# [WHAT IS BEING ASKED]
Drop the pictures, then extract the listing word for word.

....

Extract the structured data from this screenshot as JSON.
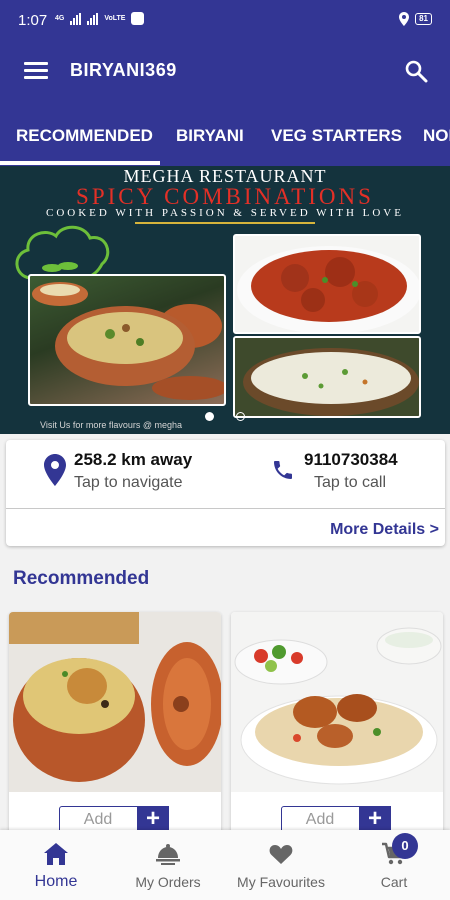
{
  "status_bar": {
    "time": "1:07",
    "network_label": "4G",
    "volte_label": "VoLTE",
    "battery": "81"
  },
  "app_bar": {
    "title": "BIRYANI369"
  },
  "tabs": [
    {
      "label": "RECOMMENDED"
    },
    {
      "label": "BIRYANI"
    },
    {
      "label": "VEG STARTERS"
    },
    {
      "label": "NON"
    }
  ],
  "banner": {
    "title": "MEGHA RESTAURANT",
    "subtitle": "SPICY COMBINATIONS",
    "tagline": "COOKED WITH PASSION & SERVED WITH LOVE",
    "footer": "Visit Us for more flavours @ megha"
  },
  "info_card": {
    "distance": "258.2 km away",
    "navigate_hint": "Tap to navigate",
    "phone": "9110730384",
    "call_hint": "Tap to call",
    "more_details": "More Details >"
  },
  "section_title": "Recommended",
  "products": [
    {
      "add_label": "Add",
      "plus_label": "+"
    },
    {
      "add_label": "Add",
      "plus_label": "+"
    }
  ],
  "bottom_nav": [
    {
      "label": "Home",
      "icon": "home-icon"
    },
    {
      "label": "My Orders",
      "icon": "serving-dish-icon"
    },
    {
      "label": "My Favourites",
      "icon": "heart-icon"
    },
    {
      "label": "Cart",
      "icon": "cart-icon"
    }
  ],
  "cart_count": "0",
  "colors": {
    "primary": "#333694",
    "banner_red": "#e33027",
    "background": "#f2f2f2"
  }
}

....

# [EXERCISE RESULT]
Extract the structured data from this screenshot as JSON.
{
  "status_bar": {
    "time": "1:07",
    "network_label": "4G",
    "volte_label": "VoLTE",
    "battery": "81"
  },
  "app_bar": {
    "title": "BIRYANI369"
  },
  "tabs": [
    {
      "label": "RECOMMENDED"
    },
    {
      "label": "BIRYANI"
    },
    {
      "label": "VEG STARTERS"
    },
    {
      "label": "NON"
    }
  ],
  "banner": {
    "title": "MEGHA RESTAURANT",
    "subtitle": "SPICY COMBINATIONS",
    "tagline": "COOKED WITH PASSION & SERVED WITH LOVE",
    "footer": "Visit Us for more flavours @ megha"
  },
  "info_card": {
    "distance": "258.2 km away",
    "navigate_hint": "Tap to navigate",
    "phone": "9110730384",
    "call_hint": "Tap to call",
    "more_details": "More Details >"
  },
  "section_title": "Recommended",
  "products": [
    {
      "add_label": "Add",
      "plus_label": "+"
    },
    {
      "add_label": "Add",
      "plus_label": "+"
    }
  ],
  "bottom_nav": [
    {
      "label": "Home",
      "icon": "home-icon"
    },
    {
      "label": "My Orders",
      "icon": "serving-dish-icon"
    },
    {
      "label": "My Favourites",
      "icon": "heart-icon"
    },
    {
      "label": "Cart",
      "icon": "cart-icon"
    }
  ],
  "cart_count": "0",
  "colors": {
    "primary": "#333694",
    "banner_red": "#e33027",
    "background": "#f2f2f2"
  }
}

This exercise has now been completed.